Start of Exercise data

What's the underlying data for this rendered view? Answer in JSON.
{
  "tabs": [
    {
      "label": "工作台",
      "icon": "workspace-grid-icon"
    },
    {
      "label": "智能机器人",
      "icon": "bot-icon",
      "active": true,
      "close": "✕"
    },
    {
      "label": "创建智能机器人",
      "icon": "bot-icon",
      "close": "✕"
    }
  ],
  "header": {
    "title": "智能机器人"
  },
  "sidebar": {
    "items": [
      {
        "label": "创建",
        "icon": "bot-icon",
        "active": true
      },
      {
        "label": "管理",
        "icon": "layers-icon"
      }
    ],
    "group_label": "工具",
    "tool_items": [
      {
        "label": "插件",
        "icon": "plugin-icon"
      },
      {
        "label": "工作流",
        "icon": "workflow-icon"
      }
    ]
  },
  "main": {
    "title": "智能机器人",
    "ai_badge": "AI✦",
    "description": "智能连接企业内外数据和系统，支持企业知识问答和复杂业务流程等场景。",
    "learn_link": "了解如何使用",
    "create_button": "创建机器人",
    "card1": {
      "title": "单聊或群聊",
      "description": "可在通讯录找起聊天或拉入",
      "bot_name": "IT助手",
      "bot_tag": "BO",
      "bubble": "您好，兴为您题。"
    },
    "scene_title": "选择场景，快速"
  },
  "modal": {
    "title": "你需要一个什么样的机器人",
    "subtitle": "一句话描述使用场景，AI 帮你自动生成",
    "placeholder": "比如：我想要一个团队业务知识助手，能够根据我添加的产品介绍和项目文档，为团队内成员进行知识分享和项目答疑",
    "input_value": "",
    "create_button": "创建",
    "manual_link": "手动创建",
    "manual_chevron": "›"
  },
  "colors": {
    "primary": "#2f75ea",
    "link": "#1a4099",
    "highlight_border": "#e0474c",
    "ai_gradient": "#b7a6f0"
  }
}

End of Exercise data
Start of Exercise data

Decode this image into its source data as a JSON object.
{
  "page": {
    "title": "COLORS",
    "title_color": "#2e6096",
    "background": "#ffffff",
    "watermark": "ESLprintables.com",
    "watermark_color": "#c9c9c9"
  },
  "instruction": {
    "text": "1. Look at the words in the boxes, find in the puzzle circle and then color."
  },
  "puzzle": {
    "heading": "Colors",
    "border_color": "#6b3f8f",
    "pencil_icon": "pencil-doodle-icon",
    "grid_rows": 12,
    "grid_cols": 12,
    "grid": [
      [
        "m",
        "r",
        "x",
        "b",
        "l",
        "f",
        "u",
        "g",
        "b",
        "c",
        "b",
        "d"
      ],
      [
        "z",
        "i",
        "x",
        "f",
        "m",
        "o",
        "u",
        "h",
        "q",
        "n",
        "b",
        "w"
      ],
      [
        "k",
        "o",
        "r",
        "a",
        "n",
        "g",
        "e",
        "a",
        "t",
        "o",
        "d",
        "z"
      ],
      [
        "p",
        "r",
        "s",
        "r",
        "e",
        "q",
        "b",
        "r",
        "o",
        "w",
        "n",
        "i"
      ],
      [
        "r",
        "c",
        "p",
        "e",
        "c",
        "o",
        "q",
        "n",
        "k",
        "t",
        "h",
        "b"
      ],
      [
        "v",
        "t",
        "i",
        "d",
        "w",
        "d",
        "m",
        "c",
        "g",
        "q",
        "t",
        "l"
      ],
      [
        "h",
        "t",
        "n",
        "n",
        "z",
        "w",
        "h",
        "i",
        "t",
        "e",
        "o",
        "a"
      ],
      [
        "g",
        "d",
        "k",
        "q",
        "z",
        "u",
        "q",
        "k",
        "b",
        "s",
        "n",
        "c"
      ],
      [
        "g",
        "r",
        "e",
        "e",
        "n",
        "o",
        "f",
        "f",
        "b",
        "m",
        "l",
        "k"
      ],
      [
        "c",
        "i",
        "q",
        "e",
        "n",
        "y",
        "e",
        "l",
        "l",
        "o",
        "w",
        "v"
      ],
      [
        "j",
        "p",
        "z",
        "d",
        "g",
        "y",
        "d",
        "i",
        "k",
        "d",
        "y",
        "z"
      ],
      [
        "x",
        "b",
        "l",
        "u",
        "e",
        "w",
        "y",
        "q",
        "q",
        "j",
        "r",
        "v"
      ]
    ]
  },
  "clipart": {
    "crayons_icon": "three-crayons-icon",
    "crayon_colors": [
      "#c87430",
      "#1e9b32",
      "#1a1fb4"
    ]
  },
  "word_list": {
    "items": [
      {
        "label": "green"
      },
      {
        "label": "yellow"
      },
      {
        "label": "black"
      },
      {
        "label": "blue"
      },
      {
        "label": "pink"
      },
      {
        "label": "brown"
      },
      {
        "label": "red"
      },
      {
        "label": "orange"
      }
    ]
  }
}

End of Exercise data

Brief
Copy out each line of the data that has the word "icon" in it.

Written solution
      "icon": "workspace-grid-icon"
      "icon": "bot-icon",
      "icon": "bot-icon",
        "icon": "bot-icon",
        "icon": "layers-icon"
        "icon": "plugin-icon"
        "icon": "workflow-icon"
    "pencil_icon": "pencil-doodle-icon",
    "crayons_icon": "three-crayons-icon",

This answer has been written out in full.